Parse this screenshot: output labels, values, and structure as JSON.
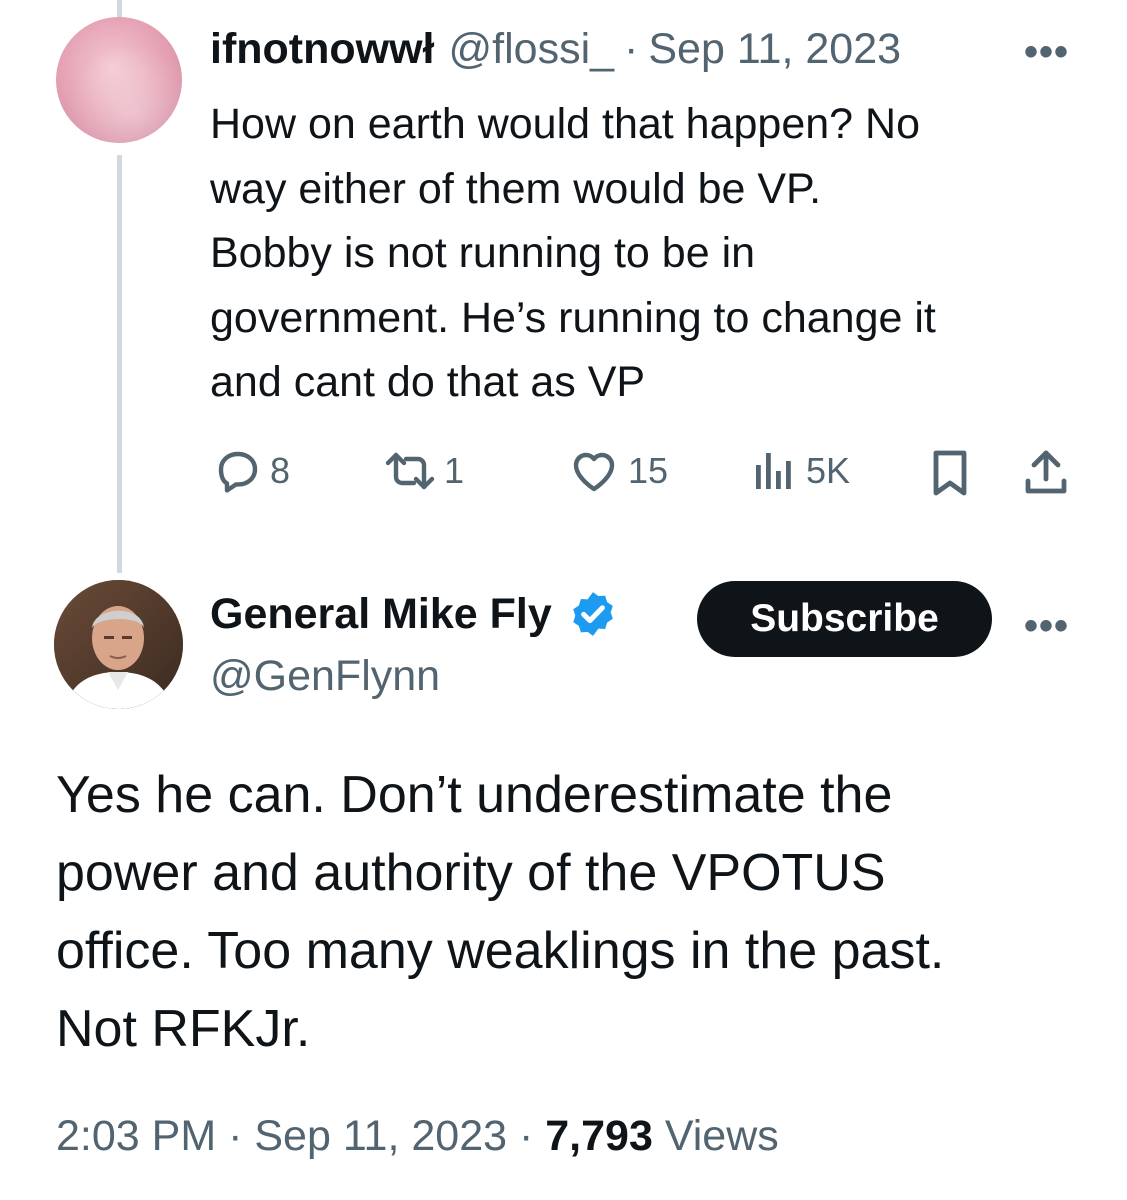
{
  "reply": {
    "display_name": "ifnotnowwł",
    "handle": "@flossi_",
    "separator": "·",
    "date": "Sep 11, 2023",
    "more_icon": "more-horizontal-icon",
    "body": "How on earth would that happen? No\nway either of them would be VP.\nBobby is not running to be in\ngovernment. He’s running to change it\nand cant do that as VP",
    "actions": {
      "replies": "8",
      "reposts": "1",
      "likes": "15",
      "views": "5K"
    }
  },
  "main": {
    "display_name": "General Mike Fly",
    "handle": "@GenFlynn",
    "verified_color": "#1d9bf0",
    "subscribe_label": "Subscribe",
    "body": "Yes he can. Don’t underestimate the\npower and authority of the VPOTUS\noffice. Too many weaklings in the past.\nNot RFKJr.",
    "time": "2:03 PM",
    "date": "Sep 11, 2023",
    "separator": "·",
    "view_count": "7,793",
    "views_label": "Views"
  }
}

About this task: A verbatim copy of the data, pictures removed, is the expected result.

Solution for this problem:
Parse this screenshot: output labels, values, and structure as JSON.
{
  "reply": {
    "display_name": "ifnotnowwł",
    "handle": "@flossi_",
    "separator": "·",
    "date": "Sep 11, 2023",
    "more_icon": "more-horizontal-icon",
    "body": "How on earth would that happen? No\nway either of them would be VP.\nBobby is not running to be in\ngovernment. He’s running to change it\nand cant do that as VP",
    "actions": {
      "replies": "8",
      "reposts": "1",
      "likes": "15",
      "views": "5K"
    }
  },
  "main": {
    "display_name": "General Mike Fly",
    "handle": "@GenFlynn",
    "verified_color": "#1d9bf0",
    "subscribe_label": "Subscribe",
    "body": "Yes he can. Don’t underestimate the\npower and authority of the VPOTUS\noffice. Too many weaklings in the past.\nNot RFKJr.",
    "time": "2:03 PM",
    "date": "Sep 11, 2023",
    "separator": "·",
    "view_count": "7,793",
    "views_label": "Views"
  }
}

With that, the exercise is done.